---- Extracted entries
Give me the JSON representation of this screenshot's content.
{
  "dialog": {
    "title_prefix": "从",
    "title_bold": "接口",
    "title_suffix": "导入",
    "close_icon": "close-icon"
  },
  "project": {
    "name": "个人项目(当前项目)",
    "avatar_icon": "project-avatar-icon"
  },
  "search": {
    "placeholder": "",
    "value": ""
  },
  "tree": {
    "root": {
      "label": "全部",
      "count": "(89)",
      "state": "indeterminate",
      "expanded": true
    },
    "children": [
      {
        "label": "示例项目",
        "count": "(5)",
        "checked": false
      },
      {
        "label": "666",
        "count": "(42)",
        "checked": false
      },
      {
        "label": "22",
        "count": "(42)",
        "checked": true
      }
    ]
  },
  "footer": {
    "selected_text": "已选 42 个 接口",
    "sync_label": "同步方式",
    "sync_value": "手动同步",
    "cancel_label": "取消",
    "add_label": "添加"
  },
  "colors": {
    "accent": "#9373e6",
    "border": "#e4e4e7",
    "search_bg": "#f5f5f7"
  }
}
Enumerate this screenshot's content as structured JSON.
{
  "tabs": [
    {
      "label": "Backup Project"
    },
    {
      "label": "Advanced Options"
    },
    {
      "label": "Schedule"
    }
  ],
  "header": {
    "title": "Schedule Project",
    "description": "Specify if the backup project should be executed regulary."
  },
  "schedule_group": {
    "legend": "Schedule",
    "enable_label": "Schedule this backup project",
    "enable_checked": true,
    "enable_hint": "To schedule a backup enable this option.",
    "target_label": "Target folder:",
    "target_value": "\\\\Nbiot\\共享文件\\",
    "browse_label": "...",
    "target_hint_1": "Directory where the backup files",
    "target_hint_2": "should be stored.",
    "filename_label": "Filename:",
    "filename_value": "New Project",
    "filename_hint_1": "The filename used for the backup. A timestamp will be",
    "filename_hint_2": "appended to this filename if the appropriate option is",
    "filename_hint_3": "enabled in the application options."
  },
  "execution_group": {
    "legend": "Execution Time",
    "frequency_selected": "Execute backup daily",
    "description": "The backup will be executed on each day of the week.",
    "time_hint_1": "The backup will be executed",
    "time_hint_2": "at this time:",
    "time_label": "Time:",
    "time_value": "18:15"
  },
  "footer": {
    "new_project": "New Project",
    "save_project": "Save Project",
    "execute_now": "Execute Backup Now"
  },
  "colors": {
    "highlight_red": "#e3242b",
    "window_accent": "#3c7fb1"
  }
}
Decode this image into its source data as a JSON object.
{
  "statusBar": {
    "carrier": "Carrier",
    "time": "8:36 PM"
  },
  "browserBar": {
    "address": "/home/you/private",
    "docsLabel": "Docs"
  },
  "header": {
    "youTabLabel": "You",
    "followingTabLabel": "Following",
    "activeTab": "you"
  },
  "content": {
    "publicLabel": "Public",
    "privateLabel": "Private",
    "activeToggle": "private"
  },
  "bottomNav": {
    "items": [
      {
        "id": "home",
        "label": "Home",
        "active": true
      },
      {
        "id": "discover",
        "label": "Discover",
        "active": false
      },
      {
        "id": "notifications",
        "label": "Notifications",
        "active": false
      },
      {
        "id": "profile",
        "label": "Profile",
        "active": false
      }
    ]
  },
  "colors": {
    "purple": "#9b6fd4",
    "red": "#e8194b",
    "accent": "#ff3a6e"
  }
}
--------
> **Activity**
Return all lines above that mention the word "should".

> **Solution**
    "description": "Specify if the backup project should be executed regulary."
    "target_hint_2": "should be stored.",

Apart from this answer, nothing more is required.